→ **The task**: What is needed here is every record, retyped without any change.

→ **Supplied records**:
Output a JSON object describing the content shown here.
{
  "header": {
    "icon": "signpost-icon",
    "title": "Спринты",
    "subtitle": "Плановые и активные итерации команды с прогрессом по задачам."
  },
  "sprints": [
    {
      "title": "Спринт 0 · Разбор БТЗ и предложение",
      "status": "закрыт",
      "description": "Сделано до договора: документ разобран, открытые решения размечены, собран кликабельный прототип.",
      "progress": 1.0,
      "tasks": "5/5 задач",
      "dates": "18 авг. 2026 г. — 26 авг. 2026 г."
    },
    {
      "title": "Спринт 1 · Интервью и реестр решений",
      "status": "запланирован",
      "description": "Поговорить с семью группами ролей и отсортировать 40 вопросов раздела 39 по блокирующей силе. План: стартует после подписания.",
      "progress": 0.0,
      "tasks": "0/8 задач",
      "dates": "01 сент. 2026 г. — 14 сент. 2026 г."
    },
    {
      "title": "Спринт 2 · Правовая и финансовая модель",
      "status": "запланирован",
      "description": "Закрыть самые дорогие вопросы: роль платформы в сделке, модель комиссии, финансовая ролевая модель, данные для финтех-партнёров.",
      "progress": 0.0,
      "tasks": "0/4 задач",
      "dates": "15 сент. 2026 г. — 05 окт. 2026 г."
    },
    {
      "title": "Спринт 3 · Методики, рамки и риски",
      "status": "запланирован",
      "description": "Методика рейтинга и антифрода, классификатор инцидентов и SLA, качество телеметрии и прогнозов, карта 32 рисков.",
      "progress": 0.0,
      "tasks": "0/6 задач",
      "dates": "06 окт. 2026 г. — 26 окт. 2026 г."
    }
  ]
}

→ **Solution to this task**:
Output a JSON object describing the content shown here.
{
  "header": {
    "icon": "signpost-icon",
    "title": "Спринты",
    "subtitle": "Плановые и активные итерации команды с прогрессом по задачам."
  },
  "sprints": [
    {
      "title": "Спринт 0 · Разбор БТЗ и предложение",
      "status": "закрыт",
      "description": "Сделано до договора: документ разобран, открытые решения размечены, собран кликабельный прототип.",
      "progress": 1.0,
      "tasks": "5/5 задач",
      "dates": "18 авг. 2026 г. — 26 авг. 2026 г."
    },
    {
      "title": "Спринт 1 · Интервью и реестр решений",
      "status": "запланирован",
      "description": "Поговорить с семью группами ролей и отсортировать 40 вопросов раздела 39 по блокирующей силе. План: стартует после подписания.",
      "progress": 0.0,
      "tasks": "0/8 задач",
      "dates": "01 сент. 2026 г. — 14 сент. 2026 г."
    },
    {
      "title": "Спринт 2 · Правовая и финансовая модель",
      "status": "запланирован",
      "description": "Закрыть самые дорогие вопросы: роль платформы в сделке, модель комиссии, финансовая ролевая модель, данные для финтех-партнёров.",
      "progress": 0.0,
      "tasks": "0/4 задач",
      "dates": "15 сент. 2026 г. — 05 окт. 2026 г."
    },
    {
      "title": "Спринт 3 · Методики, рамки и риски",
      "status": "запланирован",
      "description": "Методика рейтинга и антифрода, классификатор инцидентов и SLA, качество телеметрии и прогнозов, карта 32 рисков.",
      "progress": 0.0,
      "tasks": "0/6 задач",
      "dates": "06 окт. 2026 г. — 26 окт. 2026 г."
    }
  ]
}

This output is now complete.